Excerpts from an interface dataset:
-- -- --

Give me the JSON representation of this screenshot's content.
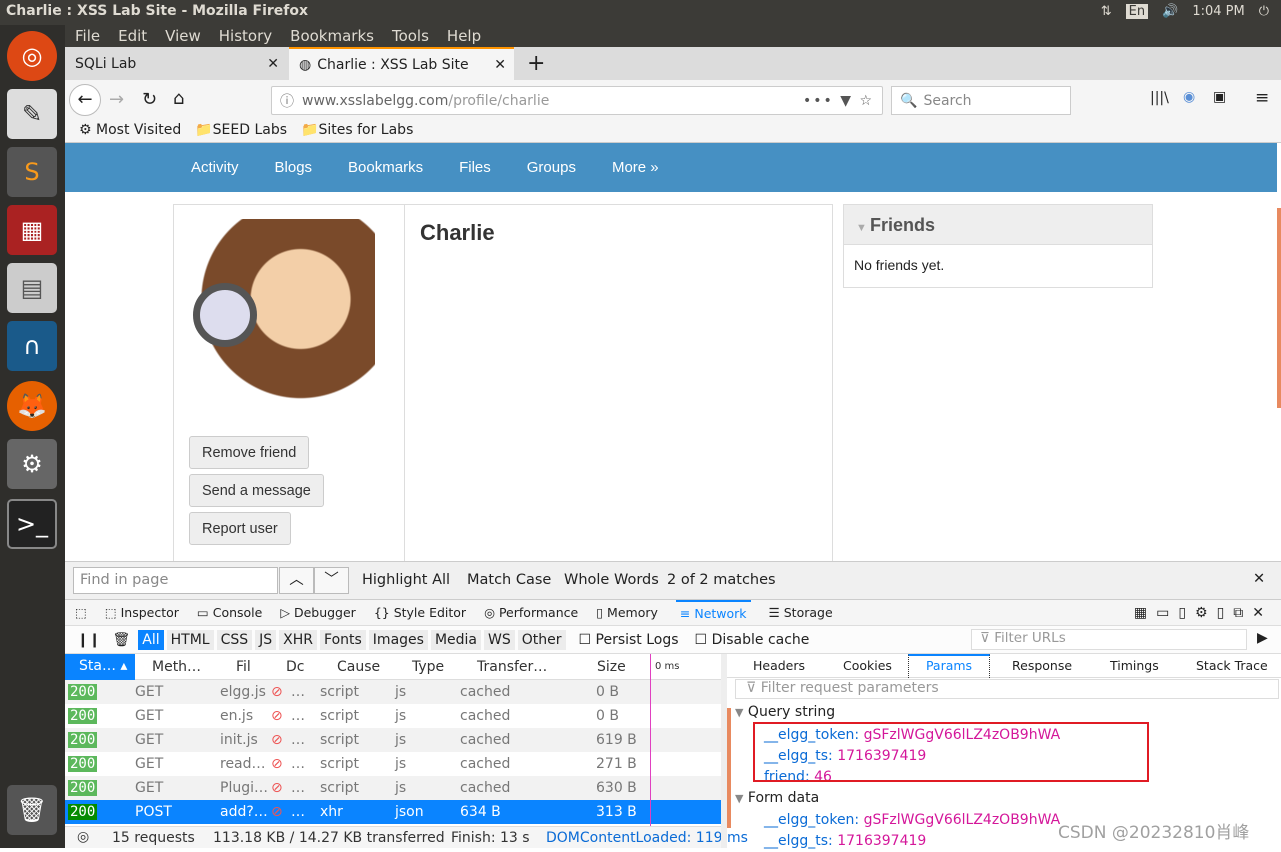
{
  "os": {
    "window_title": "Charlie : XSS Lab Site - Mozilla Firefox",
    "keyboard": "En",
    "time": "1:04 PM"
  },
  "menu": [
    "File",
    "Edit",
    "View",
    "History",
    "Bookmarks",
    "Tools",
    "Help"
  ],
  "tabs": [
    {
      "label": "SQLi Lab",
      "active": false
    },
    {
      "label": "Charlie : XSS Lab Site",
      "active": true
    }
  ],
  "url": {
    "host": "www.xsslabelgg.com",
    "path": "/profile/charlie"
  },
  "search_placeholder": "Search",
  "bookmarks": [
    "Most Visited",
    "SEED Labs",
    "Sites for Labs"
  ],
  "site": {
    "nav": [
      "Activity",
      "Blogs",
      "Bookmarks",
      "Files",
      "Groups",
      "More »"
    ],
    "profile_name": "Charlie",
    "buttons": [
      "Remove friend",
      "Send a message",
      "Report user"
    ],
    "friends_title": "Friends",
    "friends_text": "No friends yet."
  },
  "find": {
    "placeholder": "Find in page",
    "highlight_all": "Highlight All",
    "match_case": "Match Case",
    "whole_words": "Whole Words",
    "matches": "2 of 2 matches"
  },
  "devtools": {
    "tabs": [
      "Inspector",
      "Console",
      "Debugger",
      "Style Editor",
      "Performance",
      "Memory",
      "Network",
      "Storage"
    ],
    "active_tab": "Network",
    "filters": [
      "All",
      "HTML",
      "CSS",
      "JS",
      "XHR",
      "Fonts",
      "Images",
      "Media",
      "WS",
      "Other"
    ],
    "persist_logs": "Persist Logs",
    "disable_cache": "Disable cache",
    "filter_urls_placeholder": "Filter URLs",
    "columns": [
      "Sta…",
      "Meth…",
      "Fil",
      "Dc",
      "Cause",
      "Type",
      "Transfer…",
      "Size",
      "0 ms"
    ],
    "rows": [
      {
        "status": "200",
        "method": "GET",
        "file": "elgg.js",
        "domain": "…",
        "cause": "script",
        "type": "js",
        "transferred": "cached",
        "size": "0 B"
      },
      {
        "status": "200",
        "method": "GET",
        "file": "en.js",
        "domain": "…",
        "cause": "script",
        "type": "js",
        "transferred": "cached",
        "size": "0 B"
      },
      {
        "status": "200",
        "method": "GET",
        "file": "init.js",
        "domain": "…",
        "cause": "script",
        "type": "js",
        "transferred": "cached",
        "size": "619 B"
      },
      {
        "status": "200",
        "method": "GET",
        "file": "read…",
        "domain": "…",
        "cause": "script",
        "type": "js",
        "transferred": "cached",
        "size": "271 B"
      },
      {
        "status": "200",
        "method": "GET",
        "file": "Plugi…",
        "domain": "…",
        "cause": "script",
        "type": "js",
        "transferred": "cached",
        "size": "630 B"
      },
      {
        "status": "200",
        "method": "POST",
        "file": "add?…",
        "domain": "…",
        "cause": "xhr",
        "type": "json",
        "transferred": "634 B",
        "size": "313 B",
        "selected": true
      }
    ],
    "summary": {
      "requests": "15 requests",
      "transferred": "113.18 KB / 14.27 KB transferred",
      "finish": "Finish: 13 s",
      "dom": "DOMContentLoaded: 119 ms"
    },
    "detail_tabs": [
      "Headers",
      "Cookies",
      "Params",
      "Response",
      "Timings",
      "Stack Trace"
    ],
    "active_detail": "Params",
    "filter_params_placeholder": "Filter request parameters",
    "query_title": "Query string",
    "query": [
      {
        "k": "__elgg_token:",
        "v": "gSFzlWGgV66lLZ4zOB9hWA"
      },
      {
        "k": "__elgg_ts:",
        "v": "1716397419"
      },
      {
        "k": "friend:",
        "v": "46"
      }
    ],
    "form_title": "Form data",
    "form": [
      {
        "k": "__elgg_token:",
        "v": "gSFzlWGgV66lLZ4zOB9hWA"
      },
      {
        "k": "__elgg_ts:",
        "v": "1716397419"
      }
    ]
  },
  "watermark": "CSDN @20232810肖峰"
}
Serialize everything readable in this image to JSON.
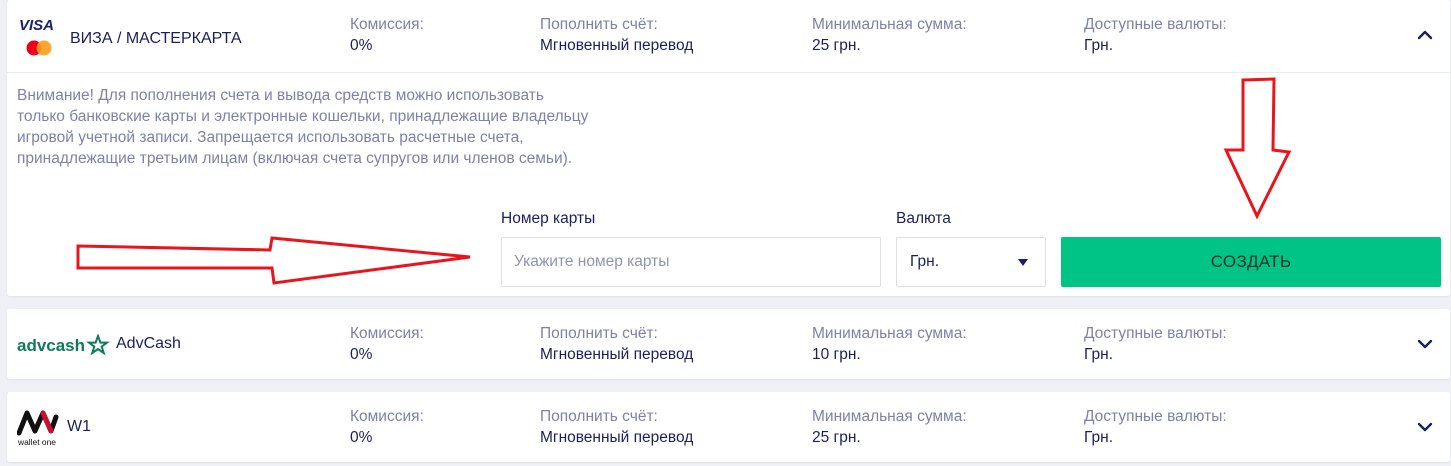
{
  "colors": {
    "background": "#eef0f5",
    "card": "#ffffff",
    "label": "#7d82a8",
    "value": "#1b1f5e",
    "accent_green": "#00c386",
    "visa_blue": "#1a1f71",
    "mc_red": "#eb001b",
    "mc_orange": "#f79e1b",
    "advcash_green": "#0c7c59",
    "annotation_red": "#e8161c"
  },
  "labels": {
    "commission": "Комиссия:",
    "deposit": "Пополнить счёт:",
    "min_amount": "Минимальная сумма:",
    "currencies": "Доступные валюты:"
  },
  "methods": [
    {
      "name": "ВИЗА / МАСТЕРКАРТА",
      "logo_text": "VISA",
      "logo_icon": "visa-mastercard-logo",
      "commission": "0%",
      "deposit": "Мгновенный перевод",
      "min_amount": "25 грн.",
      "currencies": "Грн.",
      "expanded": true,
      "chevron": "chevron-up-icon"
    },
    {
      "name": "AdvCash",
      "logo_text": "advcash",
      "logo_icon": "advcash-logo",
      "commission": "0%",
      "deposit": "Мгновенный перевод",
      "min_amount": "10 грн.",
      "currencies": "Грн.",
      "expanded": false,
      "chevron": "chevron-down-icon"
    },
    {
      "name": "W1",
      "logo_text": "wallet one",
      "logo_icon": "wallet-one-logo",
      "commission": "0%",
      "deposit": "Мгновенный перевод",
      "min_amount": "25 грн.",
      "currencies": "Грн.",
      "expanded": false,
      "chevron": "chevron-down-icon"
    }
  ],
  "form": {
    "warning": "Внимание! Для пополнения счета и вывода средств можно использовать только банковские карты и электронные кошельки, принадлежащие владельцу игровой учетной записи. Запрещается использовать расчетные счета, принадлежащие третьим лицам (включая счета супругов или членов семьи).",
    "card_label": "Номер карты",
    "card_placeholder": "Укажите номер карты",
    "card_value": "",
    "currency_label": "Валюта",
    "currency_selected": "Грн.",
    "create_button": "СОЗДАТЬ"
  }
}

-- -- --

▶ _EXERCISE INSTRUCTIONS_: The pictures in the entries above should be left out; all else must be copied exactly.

▶ _TASK OUTPUT_:
Give me the JSON representation of this screenshot's content.
{
  "os": {
    "window_title": "Charlie : XSS Lab Site - Mozilla Firefox",
    "keyboard": "En",
    "time": "1:04 PM"
  },
  "menu": [
    "File",
    "Edit",
    "View",
    "History",
    "Bookmarks",
    "Tools",
    "Help"
  ],
  "tabs": [
    {
      "label": "SQLi Lab",
      "active": false
    },
    {
      "label": "Charlie : XSS Lab Site",
      "active": true
    }
  ],
  "url": {
    "host": "www.xsslabelgg.com",
    "path": "/profile/charlie"
  },
  "search_placeholder": "Search",
  "bookmarks": [
    "Most Visited",
    "SEED Labs",
    "Sites for Labs"
  ],
  "site": {
    "nav": [
      "Activity",
      "Blogs",
      "Bookmarks",
      "Files",
      "Groups",
      "More »"
    ],
    "profile_name": "Charlie",
    "buttons": [
      "Remove friend",
      "Send a message",
      "Report user"
    ],
    "friends_title": "Friends",
    "friends_text": "No friends yet."
  },
  "find": {
    "placeholder": "Find in page",
    "highlight_all": "Highlight All",
    "match_case": "Match Case",
    "whole_words": "Whole Words",
    "matches": "2 of 2 matches"
  },
  "devtools": {
    "tabs": [
      "Inspector",
      "Console",
      "Debugger",
      "Style Editor",
      "Performance",
      "Memory",
      "Network",
      "Storage"
    ],
    "active_tab": "Network",
    "filters": [
      "All",
      "HTML",
      "CSS",
      "JS",
      "XHR",
      "Fonts",
      "Images",
      "Media",
      "WS",
      "Other"
    ],
    "persist_logs": "Persist Logs",
    "disable_cache": "Disable cache",
    "filter_urls_placeholder": "Filter URLs",
    "columns": [
      "Sta…",
      "Meth…",
      "Fil",
      "Dc",
      "Cause",
      "Type",
      "Transfer…",
      "Size",
      "0 ms"
    ],
    "rows": [
      {
        "status": "200",
        "method": "GET",
        "file": "elgg.js",
        "domain": "…",
        "cause": "script",
        "type": "js",
        "transferred": "cached",
        "size": "0 B"
      },
      {
        "status": "200",
        "method": "GET",
        "file": "en.js",
        "domain": "…",
        "cause": "script",
        "type": "js",
        "transferred": "cached",
        "size": "0 B"
      },
      {
        "status": "200",
        "method": "GET",
        "file": "init.js",
        "domain": "…",
        "cause": "script",
        "type": "js",
        "transferred": "cached",
        "size": "619 B"
      },
      {
        "status": "200",
        "method": "GET",
        "file": "read…",
        "domain": "…",
        "cause": "script",
        "type": "js",
        "transferred": "cached",
        "size": "271 B"
      },
      {
        "status": "200",
        "method": "GET",
        "file": "Plugi…",
        "domain": "…",
        "cause": "script",
        "type": "js",
        "transferred": "cached",
        "size": "630 B"
      },
      {
        "status": "200",
        "method": "POST",
        "file": "add?…",
        "domain": "…",
        "cause": "xhr",
        "type": "json",
        "transferred": "634 B",
        "size": "313 B",
        "selected": true
      }
    ],
    "summary": {
      "requests": "15 requests",
      "transferred": "113.18 KB / 14.27 KB transferred",
      "finish": "Finish: 13 s",
      "dom": "DOMContentLoaded: 119 ms"
    },
    "detail_tabs": [
      "Headers",
      "Cookies",
      "Params",
      "Response",
      "Timings",
      "Stack Trace"
    ],
    "active_detail": "Params",
    "filter_params_placeholder": "Filter request parameters",
    "query_title": "Query string",
    "query": [
      {
        "k": "__elgg_token:",
        "v": "gSFzlWGgV66lLZ4zOB9hWA"
      },
      {
        "k": "__elgg_ts:",
        "v": "1716397419"
      },
      {
        "k": "friend:",
        "v": "46"
      }
    ],
    "form_title": "Form data",
    "form": [
      {
        "k": "__elgg_token:",
        "v": "gSFzlWGgV66lLZ4zOB9hWA"
      },
      {
        "k": "__elgg_ts:",
        "v": "1716397419"
      }
    ]
  },
  "watermark": "CSDN @20232810肖峰"
}
Serialize everything readable in this image to JSON.
{
  "colors": {
    "background": "#eef0f5",
    "card": "#ffffff",
    "label": "#7d82a8",
    "value": "#1b1f5e",
    "accent_green": "#00c386",
    "visa_blue": "#1a1f71",
    "mc_red": "#eb001b",
    "mc_orange": "#f79e1b",
    "advcash_green": "#0c7c59",
    "annotation_red": "#e8161c"
  },
  "labels": {
    "commission": "Комиссия:",
    "deposit": "Пополнить счёт:",
    "min_amount": "Минимальная сумма:",
    "currencies": "Доступные валюты:"
  },
  "methods": [
    {
      "name": "ВИЗА / МАСТЕРКАРТА",
      "logo_text": "VISA",
      "logo_icon": "visa-mastercard-logo",
      "commission": "0%",
      "deposit": "Мгновенный перевод",
      "min_amount": "25 грн.",
      "currencies": "Грн.",
      "expanded": true,
      "chevron": "chevron-up-icon"
    },
    {
      "name": "AdvCash",
      "logo_text": "advcash",
      "logo_icon": "advcash-logo",
      "commission": "0%",
      "deposit": "Мгновенный перевод",
      "min_amount": "10 грн.",
      "currencies": "Грн.",
      "expanded": false,
      "chevron": "chevron-down-icon"
    },
    {
      "name": "W1",
      "logo_text": "wallet one",
      "logo_icon": "wallet-one-logo",
      "commission": "0%",
      "deposit": "Мгновенный перевод",
      "min_amount": "25 грн.",
      "currencies": "Грн.",
      "expanded": false,
      "chevron": "chevron-down-icon"
    }
  ],
  "form": {
    "warning": "Внимание! Для пополнения счета и вывода средств можно использовать только банковские карты и электронные кошельки, принадлежащие владельцу игровой учетной записи. Запрещается использовать расчетные счета, принадлежащие третьим лицам (включая счета супругов или членов семьи).",
    "card_label": "Номер карты",
    "card_placeholder": "Укажите номер карты",
    "card_value": "",
    "currency_label": "Валюта",
    "currency_selected": "Грн.",
    "create_button": "СОЗДАТЬ"
  }
}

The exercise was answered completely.